OP has Olympus lenses so these may lose some features if used with a different manufacturer's DSLR.


Top
 Profile  
 
PostPosted: Tue Jul 30, 2013 8:06 pm 
Old School Grand Master
User avatar

Joined: Mon Nov 20, 2006 10:12 pm
Posts: 4439
Location: Barry
Sell the OM and put the money into a DSLR.

If buying new go for a Canon or Nikon, if buying used go for a Sony. Sony prices depreciate quicker and are therefore a better buy.


Top
 Profile  
 
PostPosted: Wed Jul 31, 2013 2:43 pm 
Gold Trader
Gold Trader
User avatar

Joined: Fri Aug 20, 2010 11:28 am
Posts: 5641
Location: Gorleston-on-sea (If there is a bright center to the universe this is place furthest from it
Hi CTK

any advise on which Sony models I should be looking for please :?: :D

Cheers

Mark :D


Top
 Profile  
 
PostPosted: Wed Jul 31, 2013 10:51 pm 
Old School Grand Master
User avatar

Joined: Mon Nov 20, 2006 10:12 pm
Posts: 4439
Location: Barry
kermitgreenkona88 wrote:
Hi CTK

any advise on which Sony models I should be looking for please :?: :D

Cheers

Mark :D


Depends on budget... dpreview.com is a great comparison website.
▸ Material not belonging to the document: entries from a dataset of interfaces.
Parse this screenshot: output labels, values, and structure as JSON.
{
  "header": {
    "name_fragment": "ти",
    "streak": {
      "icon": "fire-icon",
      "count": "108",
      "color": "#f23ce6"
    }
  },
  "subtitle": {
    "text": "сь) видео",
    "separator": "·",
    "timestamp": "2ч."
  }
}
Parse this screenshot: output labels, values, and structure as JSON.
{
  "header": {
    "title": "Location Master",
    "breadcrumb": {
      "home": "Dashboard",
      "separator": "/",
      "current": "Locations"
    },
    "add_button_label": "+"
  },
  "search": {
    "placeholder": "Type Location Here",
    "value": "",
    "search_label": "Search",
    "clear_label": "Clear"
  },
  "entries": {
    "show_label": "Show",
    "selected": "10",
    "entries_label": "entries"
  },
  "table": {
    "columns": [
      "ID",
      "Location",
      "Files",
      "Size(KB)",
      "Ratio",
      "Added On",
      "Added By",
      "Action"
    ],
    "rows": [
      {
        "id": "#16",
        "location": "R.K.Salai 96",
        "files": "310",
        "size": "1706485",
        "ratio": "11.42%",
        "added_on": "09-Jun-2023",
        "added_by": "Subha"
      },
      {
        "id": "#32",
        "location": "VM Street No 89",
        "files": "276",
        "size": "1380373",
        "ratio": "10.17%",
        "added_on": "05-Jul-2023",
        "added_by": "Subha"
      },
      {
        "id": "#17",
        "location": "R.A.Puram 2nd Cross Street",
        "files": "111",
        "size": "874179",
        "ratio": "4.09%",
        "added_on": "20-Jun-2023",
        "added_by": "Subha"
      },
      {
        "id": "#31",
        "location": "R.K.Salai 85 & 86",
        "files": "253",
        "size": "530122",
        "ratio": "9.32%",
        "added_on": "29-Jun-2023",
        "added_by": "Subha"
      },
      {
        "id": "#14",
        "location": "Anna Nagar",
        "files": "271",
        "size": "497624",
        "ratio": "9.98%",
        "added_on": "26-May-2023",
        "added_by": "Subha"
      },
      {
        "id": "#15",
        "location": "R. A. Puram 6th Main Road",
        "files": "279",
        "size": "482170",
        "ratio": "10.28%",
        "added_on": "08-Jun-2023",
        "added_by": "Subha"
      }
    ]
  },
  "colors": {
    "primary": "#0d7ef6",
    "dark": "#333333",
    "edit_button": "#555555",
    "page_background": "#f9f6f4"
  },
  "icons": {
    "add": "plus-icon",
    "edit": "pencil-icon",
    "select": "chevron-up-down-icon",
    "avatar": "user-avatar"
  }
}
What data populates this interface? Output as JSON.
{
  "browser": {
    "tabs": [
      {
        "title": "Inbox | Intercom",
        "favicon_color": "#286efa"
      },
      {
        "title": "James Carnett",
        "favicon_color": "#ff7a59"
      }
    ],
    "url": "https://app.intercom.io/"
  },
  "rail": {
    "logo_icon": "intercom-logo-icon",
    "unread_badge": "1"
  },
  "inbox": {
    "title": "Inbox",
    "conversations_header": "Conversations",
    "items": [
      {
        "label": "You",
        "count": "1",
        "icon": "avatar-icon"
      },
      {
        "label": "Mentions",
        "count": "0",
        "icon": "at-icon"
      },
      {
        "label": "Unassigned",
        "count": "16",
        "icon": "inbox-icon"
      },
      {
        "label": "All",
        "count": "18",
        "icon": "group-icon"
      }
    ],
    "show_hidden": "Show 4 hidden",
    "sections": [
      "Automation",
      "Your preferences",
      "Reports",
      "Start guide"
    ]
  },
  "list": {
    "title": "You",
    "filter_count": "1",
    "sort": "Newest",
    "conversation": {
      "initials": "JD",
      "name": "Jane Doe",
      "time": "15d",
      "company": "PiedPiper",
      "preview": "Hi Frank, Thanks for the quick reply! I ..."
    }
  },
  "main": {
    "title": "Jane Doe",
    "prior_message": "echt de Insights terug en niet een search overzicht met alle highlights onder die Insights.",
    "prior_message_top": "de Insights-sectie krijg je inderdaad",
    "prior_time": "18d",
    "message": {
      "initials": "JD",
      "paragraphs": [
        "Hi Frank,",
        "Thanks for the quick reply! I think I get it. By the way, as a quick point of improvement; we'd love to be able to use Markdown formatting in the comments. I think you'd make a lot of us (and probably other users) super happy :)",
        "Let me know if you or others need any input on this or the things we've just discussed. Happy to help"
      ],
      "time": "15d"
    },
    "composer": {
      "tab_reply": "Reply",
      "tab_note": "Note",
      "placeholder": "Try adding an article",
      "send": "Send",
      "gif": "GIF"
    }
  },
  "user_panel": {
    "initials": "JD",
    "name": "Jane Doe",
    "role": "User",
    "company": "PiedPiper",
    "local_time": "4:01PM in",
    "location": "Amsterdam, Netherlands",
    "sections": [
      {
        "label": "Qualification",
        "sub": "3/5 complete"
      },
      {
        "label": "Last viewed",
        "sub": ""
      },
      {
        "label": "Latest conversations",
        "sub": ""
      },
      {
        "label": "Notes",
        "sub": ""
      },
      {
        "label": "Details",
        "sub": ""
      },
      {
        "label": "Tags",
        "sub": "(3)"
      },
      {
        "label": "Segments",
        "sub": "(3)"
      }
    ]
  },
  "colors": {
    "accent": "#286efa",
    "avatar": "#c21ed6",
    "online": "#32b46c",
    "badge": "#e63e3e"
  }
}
I am not a massive camera expert but I am sure that £300 will buy you a better used Sony than a Canon or Nikon.

http://www.dpreview.com/camerareviews?c ... sort=brand


Top
 Profile  
 
Display posts from previous:  Sort by  
Post new topic Reply to topic  [ 16 posts ]  Go to page 1, 2  Next

All times are UTC [ DST ]


Who is online

Users browsing this forum: JeRkY and 3 guests


You cannot post new topics in this forum
You cannot reply to topics in this forum
You cannot edit your posts in this forum
You cannot delete your posts in this forum
You cannot post attachments in this forum

Search for:
Jump to:  

About Us

Follow Retrobike

Other cool stuff

All content © 2005-2015 Retrobike unless otherwise stated.
Cookies Policy.
bikedeals - the best bike deals in one place
FatCOGS - Fat Chance Owner's Group

Powered by phpBB® Forum Software © phpBB Group